and know that it was a pistol, yet, if any part of it was concealed; if any part
of the barrel was stuck down beneath the pants, that it was a violation of
Counsel for defendant requested the presiding Judge to charge the
jury as follows, to wit; "That if the defendant carried the pistol, in an open
manner, and so plainly and fully exposed to view, that any person could see and
know that it was a pistol, that then the defendant was not guilty."
The Judge refused to give the charge so requested, and the jury
returned a verdict of guilty against the defendant.
A reversal of the judgment is asked, on the ground that the presiding
Judge erred in his charge, and refusal to charge.
Blandford, (represented by
Geo. N. Lester), for plaintiff in error.
General), for defendant in error.
By the Court.--Lyon,
J., delivering the opinion.
The plaintiff in error, Stockdale, was on trial
for an alleged violation of the Act of 12th January, 1852,
"to prohibit the sale of deadly weapons, and to prescribe the manner of carrying
the same," etc., in having and carrying a certain pistol about his person, not
in an open manner and fully exposed to view.
Counsel for the accused requested the Court to charge the jury:

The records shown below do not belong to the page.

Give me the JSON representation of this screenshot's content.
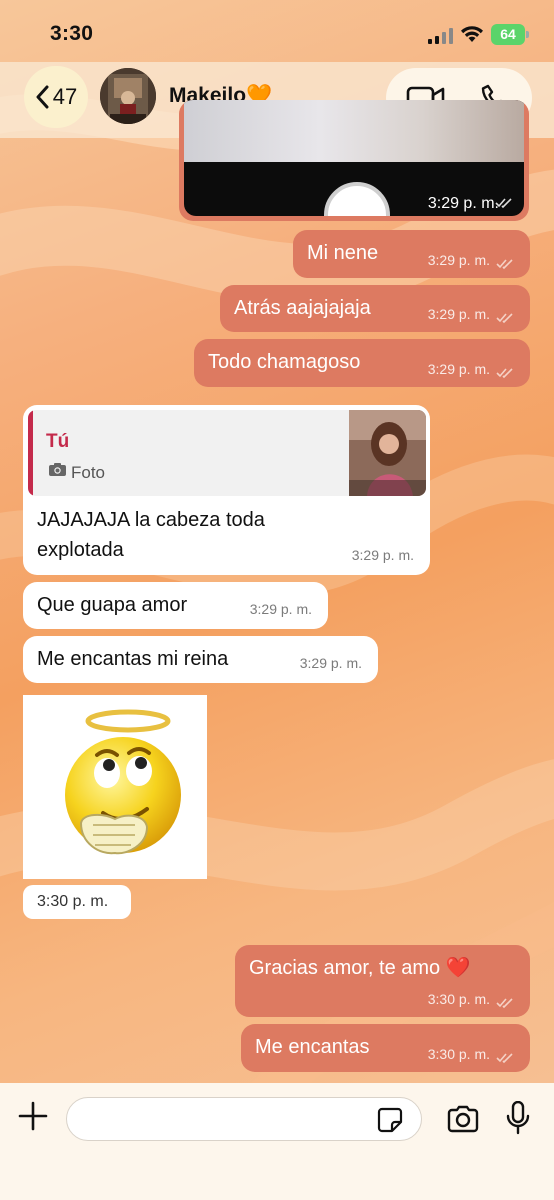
{
  "status_bar": {
    "time": "3:30",
    "battery": "64"
  },
  "header": {
    "back_count": "47",
    "contact_name": "Makeilo🧡"
  },
  "messages": [
    {
      "type": "photo",
      "direction": "out",
      "time": "3:29 p. m."
    },
    {
      "type": "text",
      "direction": "out",
      "text": "Mi nene",
      "time": "3:29 p. m."
    },
    {
      "type": "text",
      "direction": "out",
      "text": "Atrás aajajajaja",
      "time": "3:29 p. m."
    },
    {
      "type": "text",
      "direction": "out",
      "text": "Todo chamagoso",
      "time": "3:29 p. m."
    },
    {
      "type": "reply",
      "direction": "in",
      "quoted_author": "Tú",
      "quoted_kind": "Foto",
      "text": "JAJAJAJA la cabeza toda explotada",
      "time": "3:29 p. m."
    },
    {
      "type": "text",
      "direction": "in",
      "text": "Que guapa amor",
      "time": "3:29 p. m."
    },
    {
      "type": "text",
      "direction": "in",
      "text": "Me encantas mi reina",
      "time": "3:29 p. m."
    },
    {
      "type": "sticker",
      "direction": "in",
      "time": "3:30 p. m."
    },
    {
      "type": "text",
      "direction": "out",
      "text": "Gracias amor, te amo ❤️",
      "time": "3:30 p. m."
    },
    {
      "type": "text",
      "direction": "out",
      "text": "Me encantas",
      "time": "3:30 p. m."
    }
  ],
  "colors": {
    "outgoing_bubble": "#dd7a61",
    "incoming_bubble": "#ffffff",
    "reply_accent": "#c42a4b"
  },
  "icons": [
    "back-chevron-icon",
    "video-call-icon",
    "phone-icon",
    "plus-icon",
    "sticker-icon",
    "camera-icon",
    "microphone-icon"
  ]
}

"That if the defendant carried the pistol in an open manner, and so plainly and
fully exposed to view, that any person could see and know that it was a pistol,
that then, the defendant was not guilty." The Court refused to give the request
in charge, but charged instead, "that the meaning (p.227)of the statute was, that the defendant had to carry the
pistol (if at all) entirely exposed to view; that no matter if the butt and cock
of the pistol were exposed, and any one could tell and know that it was a
pistol, yet, if any part of it was concealed, if any part of the barrel was
stuck down beneath the pants, that it was a violation of law." We think that the
refusal of the Court to give the charge requested, and the charge given, was
This Court, in Nunn vs. The State, 1 Kelly, 243, in passing upon the
Acts of 25th December, 1837, "To guard and protect the
citizens of this State against the unwarrantable and too prevalent use of deadly
That, so much of that Act as prohibited the citizen from bearing
arms openly, was in conflict with the Constitution and void; that while
the Legislature had the right to prescribe the mode of carrying arms, yet, if in
doing so, the manner prescribed amounted to a prohibition, then the act itself
was an infringement of the constitutional rights of the people to keep and bear
arms. That decision has been constantly adhered to from that time to the
present, and must continue to stand as the law of this Court on that subject.
Yet, if the charge of the Court below is right, that decision is wrong; for it
is impossible for one to have and bear about his person a pistol or weapon of
any kind, without having some part of the weapon concealed from view. If one
holds it in his hand, some part of it is hidden from the view, yet it is not
concealed. So, if the barrel be pushed behind a belt or waistband of the pants,
the whole pistol can not be seen by a third person; yet, such person, from the
parts of the pistol exposed to view, can see at a glance that it is a pistol. To
enforce the law, as the Court construed it to the jury, would be to prohibit the
bearing of those arms altogether, and to bring the act within the decision in
Nunn's case. This, the Legislature did not intend to do. What the Legislature
did intend, was to compel persons who carried those weapons to so wear them
about their persons, that others, who might come in contact with them, might see
that they were armed, and dangerous persons, who were to be avoided (p.228)in consequence. Hence, we think the Court
should have given the jury the charge requested by counsel for accused; that, in
our opinion, being the true interpretation of the Act under which defendant was